“There will a policy on this (seeking advance funds from big customers) soon,” Mohammad Jamshed, member-traffic, Railway Board, told FE.
On March 31, 2018, state-run NTPC paid Rs 4,700 crore as advance freight for coal to be transported to its power plants in FY19. The railways also got another Rs 2,580 crore from rail PSUs Ircon just before the end of last financial year; the amounts are to be adjusted against the dues to the railways once these PSUs raise funds through their planned land sales/leasing out.
The railways’ revenues are heavily dependent on freight – around 70% of the gross traffic receipts (Rs 1.65 lakh crore in FY18), its mainstay, comes from transportation of goods as passenger segment continues to be heavily subsidised. And large consumers like power and cement companies contribute the bulk of the freight: coal alone accounts for 50% of the loading.
According to Jamshed, there are many customers who may come forward for long-term commitments by paying advance freight. He added that the the policy will have different parametres such as floor for minimum loading, say 5 million tonne a year, as eligibility criteria for customers to avail the scheme.

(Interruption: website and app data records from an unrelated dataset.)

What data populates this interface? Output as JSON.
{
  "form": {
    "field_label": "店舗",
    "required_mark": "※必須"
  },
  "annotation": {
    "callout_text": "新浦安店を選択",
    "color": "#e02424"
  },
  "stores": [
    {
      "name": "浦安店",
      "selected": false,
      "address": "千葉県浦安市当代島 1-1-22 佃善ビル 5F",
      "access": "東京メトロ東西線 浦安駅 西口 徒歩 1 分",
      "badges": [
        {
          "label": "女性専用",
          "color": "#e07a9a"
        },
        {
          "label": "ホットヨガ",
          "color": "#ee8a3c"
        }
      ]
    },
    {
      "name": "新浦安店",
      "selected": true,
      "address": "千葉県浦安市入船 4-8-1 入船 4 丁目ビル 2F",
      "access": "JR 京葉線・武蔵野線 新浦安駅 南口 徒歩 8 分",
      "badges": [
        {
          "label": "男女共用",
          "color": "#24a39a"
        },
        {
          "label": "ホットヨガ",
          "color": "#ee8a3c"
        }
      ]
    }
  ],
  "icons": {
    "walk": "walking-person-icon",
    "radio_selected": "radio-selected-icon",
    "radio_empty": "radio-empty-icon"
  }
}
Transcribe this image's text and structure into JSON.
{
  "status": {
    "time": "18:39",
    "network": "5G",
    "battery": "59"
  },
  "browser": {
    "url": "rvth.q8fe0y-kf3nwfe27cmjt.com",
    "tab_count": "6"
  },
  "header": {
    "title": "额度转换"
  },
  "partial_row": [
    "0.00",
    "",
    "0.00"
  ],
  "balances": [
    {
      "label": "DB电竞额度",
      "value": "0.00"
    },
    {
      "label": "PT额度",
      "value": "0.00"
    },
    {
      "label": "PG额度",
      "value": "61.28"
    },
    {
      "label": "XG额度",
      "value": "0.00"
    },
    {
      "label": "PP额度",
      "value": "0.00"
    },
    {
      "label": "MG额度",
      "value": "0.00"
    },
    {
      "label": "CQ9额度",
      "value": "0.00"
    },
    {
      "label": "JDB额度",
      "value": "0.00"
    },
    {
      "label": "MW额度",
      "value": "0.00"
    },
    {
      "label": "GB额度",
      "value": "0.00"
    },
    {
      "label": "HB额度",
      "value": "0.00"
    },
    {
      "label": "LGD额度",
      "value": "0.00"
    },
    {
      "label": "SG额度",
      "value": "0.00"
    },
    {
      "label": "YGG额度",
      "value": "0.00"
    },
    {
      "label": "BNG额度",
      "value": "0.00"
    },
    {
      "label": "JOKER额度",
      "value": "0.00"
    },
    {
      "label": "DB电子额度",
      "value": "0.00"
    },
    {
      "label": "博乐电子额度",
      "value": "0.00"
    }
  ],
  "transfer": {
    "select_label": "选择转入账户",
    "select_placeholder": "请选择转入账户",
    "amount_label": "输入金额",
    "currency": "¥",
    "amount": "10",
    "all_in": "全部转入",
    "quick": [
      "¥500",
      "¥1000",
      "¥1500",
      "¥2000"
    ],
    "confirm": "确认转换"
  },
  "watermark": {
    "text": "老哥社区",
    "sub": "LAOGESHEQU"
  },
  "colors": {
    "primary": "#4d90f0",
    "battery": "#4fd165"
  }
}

In FY18, the Indian Railways achieved highest-ever freight loading of 1,162 mt registering a annual increase of 4.8%. Freight revenue for FY18 was Rs 1.17 lakh crore—up 7.3%. Revenue from the passenger segment—which is cross-subsidised to the tune of Rs 30,000 crore — was Rs 48,000 crore for FY18, an annual increase of 4.3%.
Under the advance freight policy, it be will assures to customers that their demands will be fulfiled by the railways and conditions will be relaxed. For instance in the case of NTPC, earlier say it had a demand of 100 rakes of coal supply in a month and supply was only 80 rakes by Coal India, the remaining 20 rakes used to lapse. Under the new terms, the remaining 20 rakes will be carried over to the next month. Jamshed expressed the hope that the deal would help the railways in terms of ordering rolling stocks. If customers pay advance, it will have a fairly good idea of the requirement of rakes over the next one year. “This will facilitate rake induction planning,” he added.